*TASK BRIEF*: Whenever a line below holds the word "Streamers", count it; then give the total and nothing else.

*GIVEN ENTRIES*:
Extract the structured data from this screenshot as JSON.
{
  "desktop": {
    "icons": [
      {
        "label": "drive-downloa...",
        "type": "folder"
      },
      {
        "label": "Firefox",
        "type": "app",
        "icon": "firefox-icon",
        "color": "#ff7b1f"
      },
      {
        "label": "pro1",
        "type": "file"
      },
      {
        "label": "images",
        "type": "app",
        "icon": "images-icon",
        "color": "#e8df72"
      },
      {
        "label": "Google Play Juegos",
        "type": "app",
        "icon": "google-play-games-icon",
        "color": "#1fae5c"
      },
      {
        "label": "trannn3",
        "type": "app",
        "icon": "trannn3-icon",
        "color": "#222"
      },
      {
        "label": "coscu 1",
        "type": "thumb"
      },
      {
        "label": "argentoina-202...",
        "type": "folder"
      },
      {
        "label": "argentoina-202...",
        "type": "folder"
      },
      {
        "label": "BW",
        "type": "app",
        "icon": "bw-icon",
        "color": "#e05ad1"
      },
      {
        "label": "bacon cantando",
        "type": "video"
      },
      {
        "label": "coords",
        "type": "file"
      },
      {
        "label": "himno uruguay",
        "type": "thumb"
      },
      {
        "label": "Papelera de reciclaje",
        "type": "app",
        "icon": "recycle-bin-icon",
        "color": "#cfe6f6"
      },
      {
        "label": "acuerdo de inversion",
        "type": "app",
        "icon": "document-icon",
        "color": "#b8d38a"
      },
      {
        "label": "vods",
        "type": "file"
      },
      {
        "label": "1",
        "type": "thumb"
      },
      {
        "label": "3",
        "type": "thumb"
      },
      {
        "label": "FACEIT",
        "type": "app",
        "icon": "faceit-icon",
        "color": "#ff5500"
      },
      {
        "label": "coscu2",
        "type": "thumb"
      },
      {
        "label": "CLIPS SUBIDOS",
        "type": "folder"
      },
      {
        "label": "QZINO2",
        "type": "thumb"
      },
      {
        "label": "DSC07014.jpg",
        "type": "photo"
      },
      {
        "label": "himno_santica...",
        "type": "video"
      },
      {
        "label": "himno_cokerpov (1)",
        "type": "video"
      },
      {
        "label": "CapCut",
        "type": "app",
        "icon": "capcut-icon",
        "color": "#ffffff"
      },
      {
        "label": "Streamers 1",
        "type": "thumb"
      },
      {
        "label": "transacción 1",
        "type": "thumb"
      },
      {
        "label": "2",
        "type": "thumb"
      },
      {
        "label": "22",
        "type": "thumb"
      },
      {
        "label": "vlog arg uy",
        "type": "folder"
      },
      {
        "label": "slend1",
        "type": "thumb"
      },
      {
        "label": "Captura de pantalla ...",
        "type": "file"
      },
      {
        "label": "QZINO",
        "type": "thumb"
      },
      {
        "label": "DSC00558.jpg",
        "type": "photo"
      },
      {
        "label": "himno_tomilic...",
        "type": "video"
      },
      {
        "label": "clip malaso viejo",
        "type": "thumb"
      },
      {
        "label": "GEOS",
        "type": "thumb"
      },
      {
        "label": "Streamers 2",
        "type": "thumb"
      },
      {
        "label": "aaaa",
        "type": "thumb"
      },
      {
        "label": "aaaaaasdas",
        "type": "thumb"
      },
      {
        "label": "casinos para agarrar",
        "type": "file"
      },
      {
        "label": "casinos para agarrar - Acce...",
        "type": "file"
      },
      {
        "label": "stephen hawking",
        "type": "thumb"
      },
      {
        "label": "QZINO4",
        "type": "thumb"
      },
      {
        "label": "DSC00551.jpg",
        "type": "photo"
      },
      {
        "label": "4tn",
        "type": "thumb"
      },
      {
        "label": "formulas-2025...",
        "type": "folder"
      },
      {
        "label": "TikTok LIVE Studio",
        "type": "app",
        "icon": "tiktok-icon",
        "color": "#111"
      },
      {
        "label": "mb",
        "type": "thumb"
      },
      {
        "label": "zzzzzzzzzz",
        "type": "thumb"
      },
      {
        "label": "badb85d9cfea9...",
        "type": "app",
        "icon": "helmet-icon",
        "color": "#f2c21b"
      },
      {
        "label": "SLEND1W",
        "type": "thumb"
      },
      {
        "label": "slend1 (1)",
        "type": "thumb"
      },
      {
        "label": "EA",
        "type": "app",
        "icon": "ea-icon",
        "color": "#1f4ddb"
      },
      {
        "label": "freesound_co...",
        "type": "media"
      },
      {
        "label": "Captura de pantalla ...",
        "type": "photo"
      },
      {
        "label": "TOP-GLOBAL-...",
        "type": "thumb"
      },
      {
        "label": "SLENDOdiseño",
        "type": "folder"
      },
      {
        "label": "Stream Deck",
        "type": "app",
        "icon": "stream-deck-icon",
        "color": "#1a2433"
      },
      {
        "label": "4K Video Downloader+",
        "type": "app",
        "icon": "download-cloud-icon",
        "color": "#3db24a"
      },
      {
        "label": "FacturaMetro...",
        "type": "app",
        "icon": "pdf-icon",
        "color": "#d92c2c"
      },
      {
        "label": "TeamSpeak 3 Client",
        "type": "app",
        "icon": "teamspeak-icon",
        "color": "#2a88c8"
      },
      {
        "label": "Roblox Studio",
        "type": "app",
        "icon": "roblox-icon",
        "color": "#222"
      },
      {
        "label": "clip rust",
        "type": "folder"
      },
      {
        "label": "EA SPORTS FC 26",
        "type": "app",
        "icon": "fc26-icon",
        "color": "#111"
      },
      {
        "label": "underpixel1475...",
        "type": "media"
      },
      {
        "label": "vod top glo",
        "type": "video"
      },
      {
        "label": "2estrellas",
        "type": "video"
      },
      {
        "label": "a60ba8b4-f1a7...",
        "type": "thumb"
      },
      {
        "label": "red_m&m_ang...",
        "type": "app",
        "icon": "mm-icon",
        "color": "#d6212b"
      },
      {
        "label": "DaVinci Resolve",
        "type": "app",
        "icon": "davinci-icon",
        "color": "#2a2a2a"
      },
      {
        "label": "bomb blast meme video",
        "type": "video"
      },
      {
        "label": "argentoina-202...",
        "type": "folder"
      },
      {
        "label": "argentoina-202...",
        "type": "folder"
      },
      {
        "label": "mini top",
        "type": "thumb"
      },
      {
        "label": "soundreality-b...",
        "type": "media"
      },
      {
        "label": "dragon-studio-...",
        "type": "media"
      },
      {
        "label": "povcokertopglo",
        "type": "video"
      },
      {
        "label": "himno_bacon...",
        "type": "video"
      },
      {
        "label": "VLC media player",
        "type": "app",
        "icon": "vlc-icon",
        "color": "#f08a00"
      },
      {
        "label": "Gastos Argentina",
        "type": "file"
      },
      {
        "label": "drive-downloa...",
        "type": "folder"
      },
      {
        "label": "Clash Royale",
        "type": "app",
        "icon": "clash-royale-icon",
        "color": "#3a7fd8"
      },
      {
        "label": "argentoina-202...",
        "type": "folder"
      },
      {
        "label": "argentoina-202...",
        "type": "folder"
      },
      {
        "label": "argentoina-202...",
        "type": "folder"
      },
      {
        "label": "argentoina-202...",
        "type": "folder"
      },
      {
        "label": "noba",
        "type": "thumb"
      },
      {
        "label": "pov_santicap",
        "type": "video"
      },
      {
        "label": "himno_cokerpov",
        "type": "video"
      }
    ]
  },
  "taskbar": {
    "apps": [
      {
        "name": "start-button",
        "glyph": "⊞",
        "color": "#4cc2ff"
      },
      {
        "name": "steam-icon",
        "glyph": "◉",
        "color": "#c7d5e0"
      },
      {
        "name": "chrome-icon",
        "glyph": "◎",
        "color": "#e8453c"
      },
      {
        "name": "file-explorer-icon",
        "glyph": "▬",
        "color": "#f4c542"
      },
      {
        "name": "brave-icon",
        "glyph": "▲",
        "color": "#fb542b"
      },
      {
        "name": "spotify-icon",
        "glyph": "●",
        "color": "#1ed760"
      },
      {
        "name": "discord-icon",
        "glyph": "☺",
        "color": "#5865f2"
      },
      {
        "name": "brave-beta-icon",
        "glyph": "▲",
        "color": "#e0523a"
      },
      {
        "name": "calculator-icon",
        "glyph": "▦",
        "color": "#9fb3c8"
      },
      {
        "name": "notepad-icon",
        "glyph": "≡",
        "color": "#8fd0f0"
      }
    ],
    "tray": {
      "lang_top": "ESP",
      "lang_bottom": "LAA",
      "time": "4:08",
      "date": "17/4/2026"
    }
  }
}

*OUTPUT FOR THIS TASK*: 2